KUALA LUMPUR, Jan 26 (Bernama) -- The government will draw up guidelines for three Acts related to information dissemination and Internet use to make it easier for the public to understand these laws.
Minister in the Prime Minister's Department Datuk Seri Mohamed Nazri Aziz said the guidelines were for the Sedition Act 1948, Malaysian Communications and Multimedia Commission (MCMC) Act 1998 and the Printing Presses and Publications Act 1984.
He said the proposal was agreed upon at the Strengthening Government Communication Strategy Committee meeting Wednesday and would be submitted to the Cabinet for approval.
"We have to be fast, hopefully (everything can be settled) before the end of February," he told a news conference after chairing the meeting at Parliament building, here Wednesday.
Also at the meeting were Home Minister Datuk Seri Hishammuddin Hussein and Information Communication and Culture Minister Datuk Seri Dr Rais Yatim.
Nazri said the committee, with the cooperation of the Attorney-General's Chambers, would hold roadshows and public meetings in each state to explain the three laws, including on the gathering of evidence and cases that could face action.
He said the public including journalists and bloggers would be invited to the meetings. "It's important for them to know what they can and cannot do. They should be careful or they could be violating the law and have to face action."
Nazri denied that the move was to stifle freedom of expression in the country, but that the government was stern on issues that could threaten national security.
He said the guidelines were also relevant in view of the increasing popularity of the cyberworld.
"People have been talking about freedom of expression, freedom of the press. They think freedom of expression is everything, including the freedom to lie, to slander, to do anything, even to the extent of jeopardising the country's security.
"Security of the nation is paramount. No compromise on that," he said.
Nazri said so far, 217 cases had been reported to the MCMC on misuse of Internet content, 13 of which had been taken to court, six required further investigation, 23 imposed with fines for violating the conditions of the licence and 175 categorised under "no further action" (NFA).
According to the police commercial crime records, investigation papers were opened for 38 cases with 29 still under investigation, five charged in court and four categorised as NFA.
Nazri also disclosed that a meeting would be held on Feb 14 to decide whether plea bargaining would be implemented, while the guideline on this was being prepared by the A-G's Chambers with the cooperation of the courts and Malaysian Bar Council.

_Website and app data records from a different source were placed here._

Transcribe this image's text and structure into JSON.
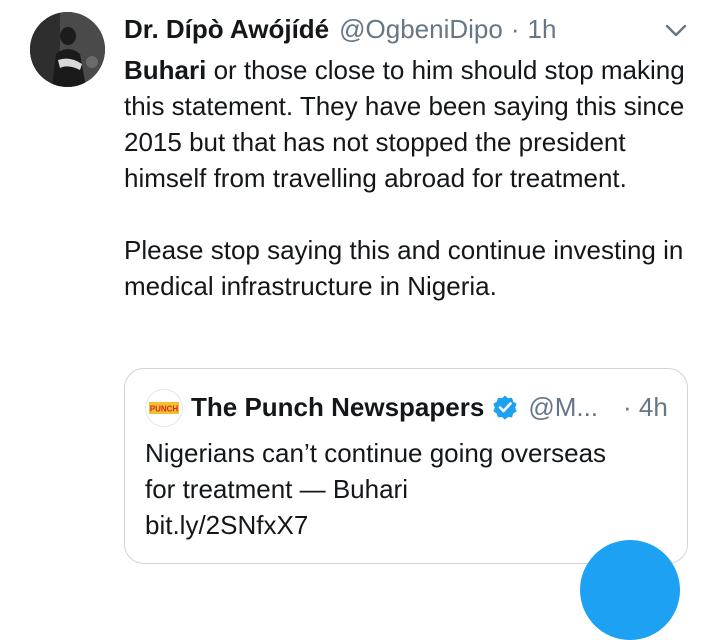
{
  "tweet": {
    "author_name": "Dr. Dípò Awójídé",
    "handle": "@OgbeniDipo",
    "separator": "·",
    "time": "1h",
    "avatar_icon": "person-photo",
    "menu_icon": "chevron-down-icon",
    "mention": "Buhari",
    "paragraph1_rest": " or those close to him should stop making this statement. They have been saying this since 2015 but that has not stopped the president himself from travelling abroad for treatment.",
    "paragraph2": "Please stop saying this and continue investing in medical infrastructure in Nigeria."
  },
  "quoted_tweet": {
    "author_name": "The Punch Newspapers",
    "avatar_text": "PUNCH",
    "verified_icon": "verified-badge-icon",
    "handle": "@M...",
    "time_display": "· 4h",
    "text_line1": "Nigerians can’t continue going overseas",
    "text_line2": "for treatment — Buhari",
    "link": "bit.ly/2SNfxX7"
  },
  "compose_button_icon": "compose-fab",
  "colors": {
    "text_primary": "#14171a",
    "text_secondary": "#657786",
    "border": "#ccd6dd",
    "accent": "#1da1f2",
    "punch_red": "#d7262b",
    "punch_gold": "#f2c12e"
  }
}
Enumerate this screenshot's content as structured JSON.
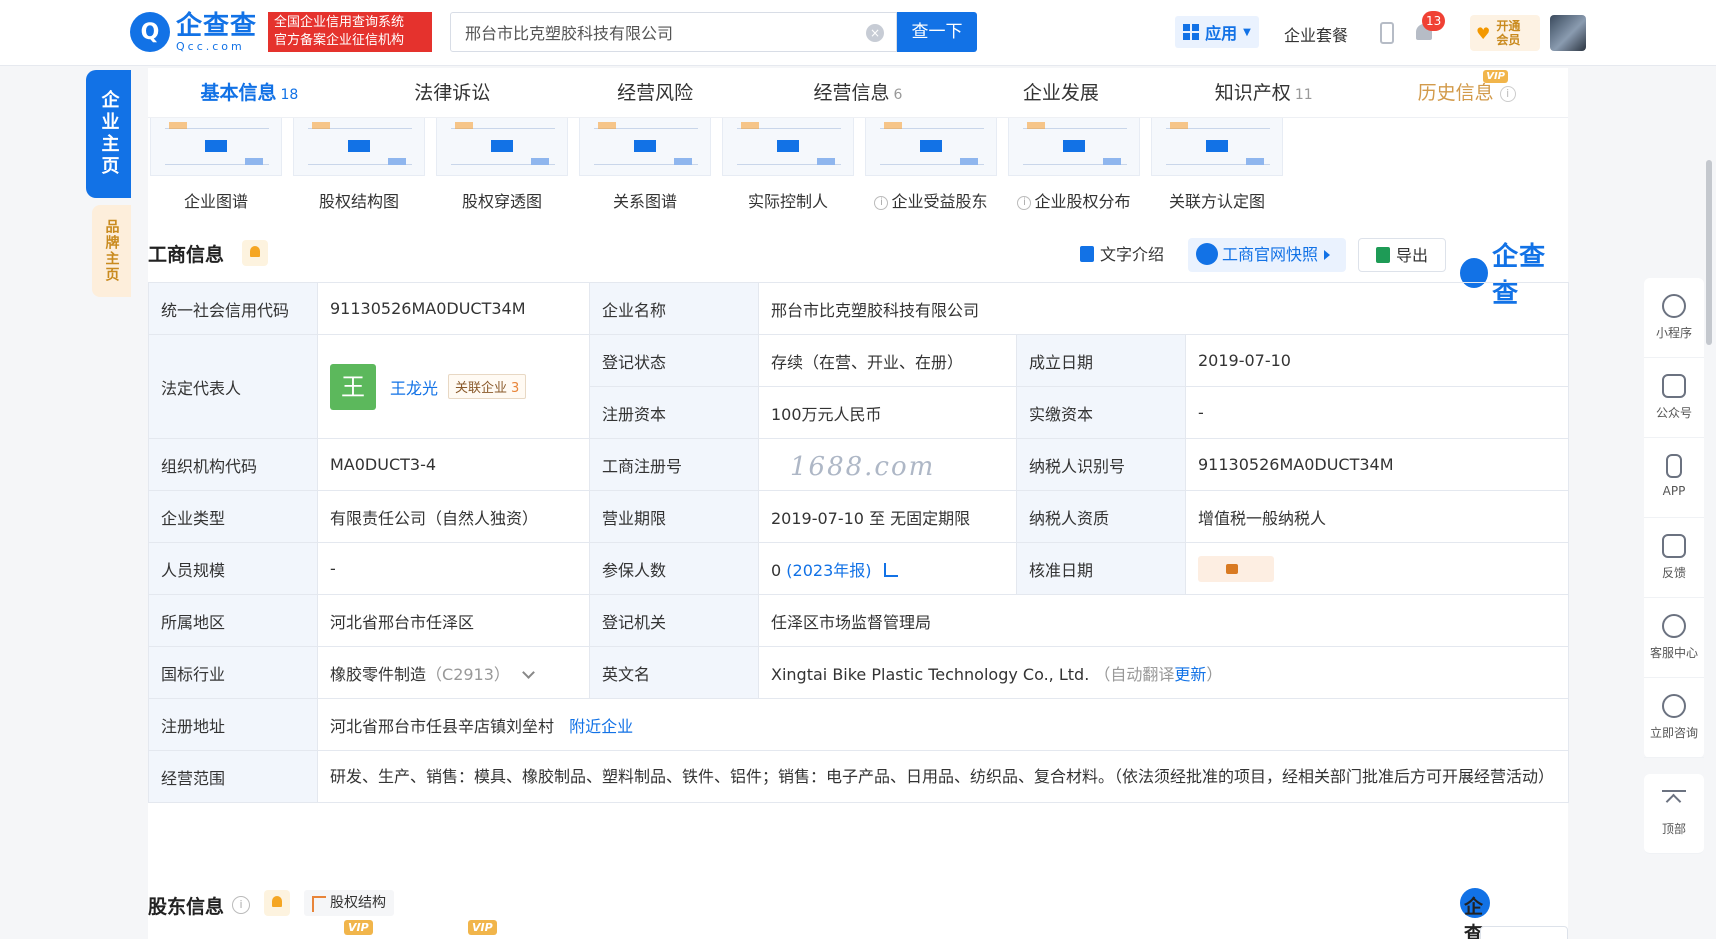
{
  "header": {
    "logo_cn": "企查查",
    "logo_en": "Qcc.com",
    "slogan_line1": "全国企业信用查询系统",
    "slogan_line2": "官方备案企业征信机构",
    "search_value": "邢台市比克塑胶科技有限公司",
    "search_button": "查一下",
    "apps_label": "应用",
    "suite_label": "企业套餐",
    "notification_count": "13",
    "vip_label": "开通会员"
  },
  "side_tabs": {
    "main": "企业主页",
    "brand": "品牌主页"
  },
  "main_tabs": [
    {
      "label": "基本信息",
      "count": "18"
    },
    {
      "label": "法律诉讼",
      "count": ""
    },
    {
      "label": "经营风险",
      "count": ""
    },
    {
      "label": "经营信息",
      "count": "6"
    },
    {
      "label": "企业发展",
      "count": ""
    },
    {
      "label": "知识产权",
      "count": "11"
    },
    {
      "label": "历史信息",
      "count": "",
      "tag": "VIP"
    }
  ],
  "graphs": [
    {
      "label": "企业图谱",
      "info": false
    },
    {
      "label": "股权结构图",
      "info": false
    },
    {
      "label": "股权穿透图",
      "info": false
    },
    {
      "label": "关系图谱",
      "info": false
    },
    {
      "label": "实际控制人",
      "info": false
    },
    {
      "label": "企业受益股东",
      "info": true
    },
    {
      "label": "企业股权分布",
      "info": true
    },
    {
      "label": "关联方认定图",
      "info": false
    }
  ],
  "section": {
    "title": "工商信息",
    "text_intro": "文字介绍",
    "snapshot": "工商官网快照",
    "export": "导出",
    "brand": "企查查"
  },
  "company": {
    "credit_code_k": "统一社会信用代码",
    "credit_code": "91130526MA0DUCT34M",
    "name_k": "企业名称",
    "name": "邢台市比克塑胶科技有限公司",
    "legal_rep_k": "法定代表人",
    "legal_rep_avatar": "王",
    "legal_rep": "王龙光",
    "related_label": "关联企业",
    "related_count": "3",
    "status_k": "登记状态",
    "status": "存续（在营、开业、在册）",
    "founded_k": "成立日期",
    "founded": "2019-07-10",
    "reg_capital_k": "注册资本",
    "reg_capital": "100万元人民币",
    "paid_capital_k": "实缴资本",
    "paid_capital": "-",
    "org_code_k": "组织机构代码",
    "org_code": "MA0DUCT3-4",
    "reg_no_k": "工商注册号",
    "reg_no": "",
    "taxpayer_id_k": "纳税人识别号",
    "taxpayer_id": "91130526MA0DUCT34M",
    "type_k": "企业类型",
    "type": "有限责任公司（自然人独资）",
    "term_k": "营业期限",
    "term": "2019-07-10 至 无固定期限",
    "taxpayer_q_k": "纳税人资质",
    "taxpayer_q": "增值税一般纳税人",
    "staff_k": "人员规模",
    "staff": "-",
    "insured_k": "参保人数",
    "insured": "0",
    "insured_report": "(2023年报)",
    "approval_k": "核准日期",
    "region_k": "所属地区",
    "region": "河北省邢台市任泽区",
    "authority_k": "登记机关",
    "authority": "任泽区市场监督管理局",
    "industry_k": "国标行业",
    "industry": "橡胶零件制造",
    "industry_code": "（C2913）",
    "en_name_k": "英文名",
    "en_name": "Xingtai Bike Plastic Technology Co., Ltd.",
    "en_auto": "（自动翻译",
    "en_update": "更新",
    "en_close": "）",
    "address_k": "注册地址",
    "address": "河北省邢台市任县辛店镇刘垒村",
    "nearby": "附近企业",
    "scope_k": "经营范围",
    "scope": "研发、生产、销售：模具、橡胶制品、塑料制品、铁件、铝件；销售：电子产品、日用品、纺织品、复合材料。（依法须经批准的项目，经相关部门批准后方可开展经营活动）"
  },
  "watermark": "1688.com",
  "shareholders": {
    "title": "股东信息",
    "structure": "股权结构",
    "vip": "VIP"
  },
  "right_bar": [
    {
      "label": "小程序",
      "icon": "link-icon"
    },
    {
      "label": "公众号",
      "icon": "scan-icon"
    },
    {
      "label": "APP",
      "icon": "phone-icon"
    },
    {
      "label": "反馈",
      "icon": "feedback-icon"
    },
    {
      "label": "客服中心",
      "icon": "headset-icon"
    },
    {
      "label": "立即咨询",
      "icon": "chat-icon"
    }
  ],
  "top_label": "顶部"
}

Plea bargaining is the negotiation between the defence and prosecution for the accused to choose to plead guilty for a reduced sentence or amended charge and not have to go through a court trial. It is aimed at reducing court case backlogs.